Failed Fertility Treatment May Up Heart Disease Risk In Women
- Drugs used for fertility treatments could affect blood pressure levels
- Fertility therapy failure related to 19 per cent risk of heart diseases
- Such cardiovascular diseases could be long-term in nature
Women who undergo fertility therapy, but do not get pregnant, may be at a higher risk of developing long-term cardiovascular disease, compared to women who become pregnant, a new study has found.
According to researchers, the drugs used for the fertility treatments could be dangerously affecting the blood pressure levels as well as increase the risk of blood clots.
The findings showed that fertility therapy failure was associated with a 19 per cent increased risk of adverse cardiovascular events, in particular, heart failure.
We found that two-thirds of women never became pregnant after being managed for fertility treatment and these women also had worse long-term cardiovascular risk, specifically higher risks of stroke and heart failure, compared to the remaining third of women who did become pregnant and delivered a baby, said lead author Jacob Udell, cardiologist at the Women’s College Hospital in Ontario, Canada.
Only about ten in 1,000 suffered heart problems after failed fertility therapy, compared to six in 1,000 for those who had successful treatment, the researchers stressed.
These findings are consistent with the hypothesis that fertility therapy may represent an early indication for future cardiovascular disease because it represents a unique cardiometabolic stress test, Udell said.
For the study, published in the Canadian Medical Association Journal, the team looked at data on 28,442 women under age 50 who underwent fertility therapy in Ontario.
However, the results should be interpreted with caution, the researchers suggested.
We don’t want to alarm women who undergo fertility therapy.

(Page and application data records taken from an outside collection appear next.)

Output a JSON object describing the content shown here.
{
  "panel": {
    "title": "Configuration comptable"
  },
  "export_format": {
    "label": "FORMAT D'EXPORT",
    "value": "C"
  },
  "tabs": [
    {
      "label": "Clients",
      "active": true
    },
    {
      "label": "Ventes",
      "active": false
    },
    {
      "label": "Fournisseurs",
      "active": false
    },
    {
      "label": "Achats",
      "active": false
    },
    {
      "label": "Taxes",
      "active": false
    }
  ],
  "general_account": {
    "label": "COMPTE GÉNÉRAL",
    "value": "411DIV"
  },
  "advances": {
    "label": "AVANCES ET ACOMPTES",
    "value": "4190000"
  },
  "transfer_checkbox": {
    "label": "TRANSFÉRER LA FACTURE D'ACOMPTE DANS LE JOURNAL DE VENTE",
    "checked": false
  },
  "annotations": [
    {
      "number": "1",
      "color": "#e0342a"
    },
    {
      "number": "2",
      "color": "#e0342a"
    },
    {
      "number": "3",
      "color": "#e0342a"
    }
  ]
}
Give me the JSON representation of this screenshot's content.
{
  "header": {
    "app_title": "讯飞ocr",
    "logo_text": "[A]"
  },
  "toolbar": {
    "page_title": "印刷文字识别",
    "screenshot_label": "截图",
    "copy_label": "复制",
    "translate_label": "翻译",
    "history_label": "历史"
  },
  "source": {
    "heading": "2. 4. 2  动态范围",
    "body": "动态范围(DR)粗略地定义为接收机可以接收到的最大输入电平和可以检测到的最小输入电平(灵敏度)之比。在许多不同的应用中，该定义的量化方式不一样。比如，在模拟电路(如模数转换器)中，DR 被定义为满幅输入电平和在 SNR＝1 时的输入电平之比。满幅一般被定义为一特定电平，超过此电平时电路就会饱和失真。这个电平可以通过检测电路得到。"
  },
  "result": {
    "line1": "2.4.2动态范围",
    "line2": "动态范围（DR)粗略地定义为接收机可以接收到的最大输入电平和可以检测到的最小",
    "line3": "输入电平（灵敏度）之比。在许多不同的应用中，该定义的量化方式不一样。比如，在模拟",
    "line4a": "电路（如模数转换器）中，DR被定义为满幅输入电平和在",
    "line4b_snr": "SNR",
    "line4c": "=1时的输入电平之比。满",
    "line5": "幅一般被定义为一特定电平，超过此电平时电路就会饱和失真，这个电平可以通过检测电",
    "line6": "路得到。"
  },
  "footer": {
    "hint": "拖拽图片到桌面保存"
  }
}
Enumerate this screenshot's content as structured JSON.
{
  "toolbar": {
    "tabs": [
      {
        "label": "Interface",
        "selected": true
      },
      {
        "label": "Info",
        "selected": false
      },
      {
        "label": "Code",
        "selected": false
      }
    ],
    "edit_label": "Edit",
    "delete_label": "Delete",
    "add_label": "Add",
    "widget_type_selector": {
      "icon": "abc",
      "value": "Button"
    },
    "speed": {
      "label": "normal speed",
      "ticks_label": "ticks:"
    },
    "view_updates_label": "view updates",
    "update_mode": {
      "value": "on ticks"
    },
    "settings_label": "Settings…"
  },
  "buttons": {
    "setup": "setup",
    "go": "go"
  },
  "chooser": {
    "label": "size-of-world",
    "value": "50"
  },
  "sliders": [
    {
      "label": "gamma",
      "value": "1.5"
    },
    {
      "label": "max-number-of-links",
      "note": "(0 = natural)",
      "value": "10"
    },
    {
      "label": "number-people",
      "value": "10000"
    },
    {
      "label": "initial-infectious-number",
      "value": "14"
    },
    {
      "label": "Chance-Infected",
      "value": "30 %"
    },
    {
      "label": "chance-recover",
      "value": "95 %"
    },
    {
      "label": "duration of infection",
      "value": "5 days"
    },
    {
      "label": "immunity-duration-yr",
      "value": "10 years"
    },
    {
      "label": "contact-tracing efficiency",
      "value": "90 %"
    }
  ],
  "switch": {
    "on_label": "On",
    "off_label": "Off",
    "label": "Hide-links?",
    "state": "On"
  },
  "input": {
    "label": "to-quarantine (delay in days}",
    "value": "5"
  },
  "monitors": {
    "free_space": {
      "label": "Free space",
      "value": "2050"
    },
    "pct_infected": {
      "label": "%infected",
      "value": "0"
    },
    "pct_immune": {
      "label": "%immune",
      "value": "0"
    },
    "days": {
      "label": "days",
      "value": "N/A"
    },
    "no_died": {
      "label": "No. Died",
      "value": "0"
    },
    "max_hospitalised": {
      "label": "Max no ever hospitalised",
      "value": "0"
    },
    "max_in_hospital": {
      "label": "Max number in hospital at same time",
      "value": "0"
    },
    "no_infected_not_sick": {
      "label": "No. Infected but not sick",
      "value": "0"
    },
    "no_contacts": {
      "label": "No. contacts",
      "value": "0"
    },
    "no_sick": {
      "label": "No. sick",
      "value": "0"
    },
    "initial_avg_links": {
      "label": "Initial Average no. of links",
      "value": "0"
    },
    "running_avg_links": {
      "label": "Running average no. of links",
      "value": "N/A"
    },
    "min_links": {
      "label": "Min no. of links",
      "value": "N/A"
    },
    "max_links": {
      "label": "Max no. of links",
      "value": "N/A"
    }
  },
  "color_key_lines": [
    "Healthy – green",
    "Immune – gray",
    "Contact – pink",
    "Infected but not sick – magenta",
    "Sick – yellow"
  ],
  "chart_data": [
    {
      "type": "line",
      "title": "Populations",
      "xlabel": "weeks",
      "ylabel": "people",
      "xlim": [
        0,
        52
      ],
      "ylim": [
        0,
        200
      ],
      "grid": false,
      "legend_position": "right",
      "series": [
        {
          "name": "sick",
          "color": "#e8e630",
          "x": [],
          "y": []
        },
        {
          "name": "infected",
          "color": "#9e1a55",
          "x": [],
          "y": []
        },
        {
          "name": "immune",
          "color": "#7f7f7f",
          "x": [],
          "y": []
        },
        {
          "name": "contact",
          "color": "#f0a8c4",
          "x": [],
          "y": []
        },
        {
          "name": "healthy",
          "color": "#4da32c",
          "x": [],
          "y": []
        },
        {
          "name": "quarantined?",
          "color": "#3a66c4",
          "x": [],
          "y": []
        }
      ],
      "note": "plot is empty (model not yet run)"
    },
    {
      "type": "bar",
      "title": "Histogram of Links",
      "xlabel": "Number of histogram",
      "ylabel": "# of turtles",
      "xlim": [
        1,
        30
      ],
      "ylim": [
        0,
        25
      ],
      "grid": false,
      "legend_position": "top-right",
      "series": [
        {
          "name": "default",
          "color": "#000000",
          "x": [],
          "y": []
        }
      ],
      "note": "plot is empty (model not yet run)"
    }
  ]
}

We are instead suggesting that as women age, they should stay mindful of their health and remind their physician about any fertility therapy years earlier, explained Donald Redelmeier, scientist at the Institute for Clinical Evaluative Sciences — a Canada-based health care research organisation.